A recent study out of Hong Kong looked at the sleep habits of almost 5000 teens between the ages of 12 and 18. In this experiment, about 23% of the teens had a tendency to go to bed very late, because their circadian rhythm was of the “eveningness” type. These night owls were 88% more likely to have difficulty with their emotional and behavioral health than teens who naturally went to bed earlier.
Some researchers believe that starting school later would help to eliminate many of these issues. In fact, in a recent study of over 9000 students from eight high schools across three different states, delayed school starting times correlated with improved grades, higher standardized test scores, and a 65-70% reduction in teen car-accidents.
Imagine if teen angst was really just teen sleep-deprivation?

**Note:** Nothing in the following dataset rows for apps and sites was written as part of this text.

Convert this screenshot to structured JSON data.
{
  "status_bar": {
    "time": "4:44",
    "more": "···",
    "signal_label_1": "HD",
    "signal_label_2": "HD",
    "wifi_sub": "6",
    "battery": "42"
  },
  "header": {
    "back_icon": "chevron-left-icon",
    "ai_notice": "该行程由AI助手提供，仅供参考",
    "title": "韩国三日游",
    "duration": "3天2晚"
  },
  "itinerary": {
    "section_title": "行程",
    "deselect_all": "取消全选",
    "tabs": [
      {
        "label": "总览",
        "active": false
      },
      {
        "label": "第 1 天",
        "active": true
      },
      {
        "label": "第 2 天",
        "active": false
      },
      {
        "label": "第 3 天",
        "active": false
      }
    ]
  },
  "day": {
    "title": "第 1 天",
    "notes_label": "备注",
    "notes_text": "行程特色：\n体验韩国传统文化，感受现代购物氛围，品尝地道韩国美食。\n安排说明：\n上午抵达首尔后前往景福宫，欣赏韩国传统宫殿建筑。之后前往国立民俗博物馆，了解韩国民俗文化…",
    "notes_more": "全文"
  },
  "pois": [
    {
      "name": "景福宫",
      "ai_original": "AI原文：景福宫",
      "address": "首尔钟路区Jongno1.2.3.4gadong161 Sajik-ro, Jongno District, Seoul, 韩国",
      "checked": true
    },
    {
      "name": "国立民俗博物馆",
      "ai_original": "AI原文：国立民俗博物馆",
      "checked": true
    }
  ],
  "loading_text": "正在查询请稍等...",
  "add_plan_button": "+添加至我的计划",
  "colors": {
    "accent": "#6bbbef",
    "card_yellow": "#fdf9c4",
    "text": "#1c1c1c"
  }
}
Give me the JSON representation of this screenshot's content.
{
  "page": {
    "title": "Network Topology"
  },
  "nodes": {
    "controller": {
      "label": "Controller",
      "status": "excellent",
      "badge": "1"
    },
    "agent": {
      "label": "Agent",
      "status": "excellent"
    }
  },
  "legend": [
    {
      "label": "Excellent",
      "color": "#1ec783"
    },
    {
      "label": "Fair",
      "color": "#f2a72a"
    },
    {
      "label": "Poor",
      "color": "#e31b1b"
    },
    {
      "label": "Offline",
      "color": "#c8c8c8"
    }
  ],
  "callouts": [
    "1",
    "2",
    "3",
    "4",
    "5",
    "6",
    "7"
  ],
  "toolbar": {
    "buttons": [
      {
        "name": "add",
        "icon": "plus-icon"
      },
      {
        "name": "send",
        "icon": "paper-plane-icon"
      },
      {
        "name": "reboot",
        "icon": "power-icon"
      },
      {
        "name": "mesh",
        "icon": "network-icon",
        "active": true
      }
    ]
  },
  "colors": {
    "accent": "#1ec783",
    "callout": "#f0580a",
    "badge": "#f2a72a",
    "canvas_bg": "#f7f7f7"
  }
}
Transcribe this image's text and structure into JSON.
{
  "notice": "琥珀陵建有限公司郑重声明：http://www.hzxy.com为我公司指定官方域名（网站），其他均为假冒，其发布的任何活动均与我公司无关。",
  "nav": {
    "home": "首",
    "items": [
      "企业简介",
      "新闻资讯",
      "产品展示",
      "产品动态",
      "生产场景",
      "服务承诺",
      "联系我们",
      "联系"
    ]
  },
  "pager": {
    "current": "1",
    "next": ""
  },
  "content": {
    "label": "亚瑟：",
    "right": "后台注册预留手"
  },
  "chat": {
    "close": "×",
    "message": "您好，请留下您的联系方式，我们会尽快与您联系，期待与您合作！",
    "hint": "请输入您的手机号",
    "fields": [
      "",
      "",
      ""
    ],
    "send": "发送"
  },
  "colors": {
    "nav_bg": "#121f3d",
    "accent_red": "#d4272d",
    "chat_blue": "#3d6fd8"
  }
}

While we aren’t willing to go that far, we do believe that getting a better night’s sleep would help reduce many of the problems that teens face.
So, here are some tips to help teens, or really anyone, fall asleep faster.
Build A Routine
Bedtime routines aren’t just for little kids! Encourage your teen to go to sleep at the same time every night, even on weekends. While this may seem unrealistic, it’s a great way to get your child’s body used to sleeping well. It may also be helpful for your teen to do something relaxing, like taking a warm bath, or doing a 15 minute relaxation yoga practice before bed.
Watch Your Caffeine
As fun as those afternoon trips to Starbucks can be, caffeine can stay in your teen’s system for many hours after they enjoy that Frappucino. Try to get him or her to agree to no caffeine after noon, and remember that tea and soda pack caffeine punches as well.
Experts suggest turning off all electronic devices 30 minutes before bed. This helps to reduce the amount of blue light, (a light emitted by cell phones and other devices that suppresses melatonin, and makes sleep difficult), that your teen is exposed to. Turning off devices will also help to reduce the likelihood that your teen will see something upsetting, aka sleep-ruining, on their newsfeed.
Hit The Gym
Regular exercise, preferably before 2pm, is a great way to ensure that your teen will get a restful night’s sleep. Vigorous exercise at night can have the opposite effect, because the endorphins that working out produces can interfere with sleep.
Finally, a great practice to encourage your teen to try before bed is to give thanks for everything that he or she is grateful for. Not only will this fill their mind with pleasant thoughts, but it will also initiate a relaxation response that is wonderfully conducive to falling asleep.
If you’d like to learn more about healthy ways to promote a good night’s sleep for you or your child, contact us. We’d love to help!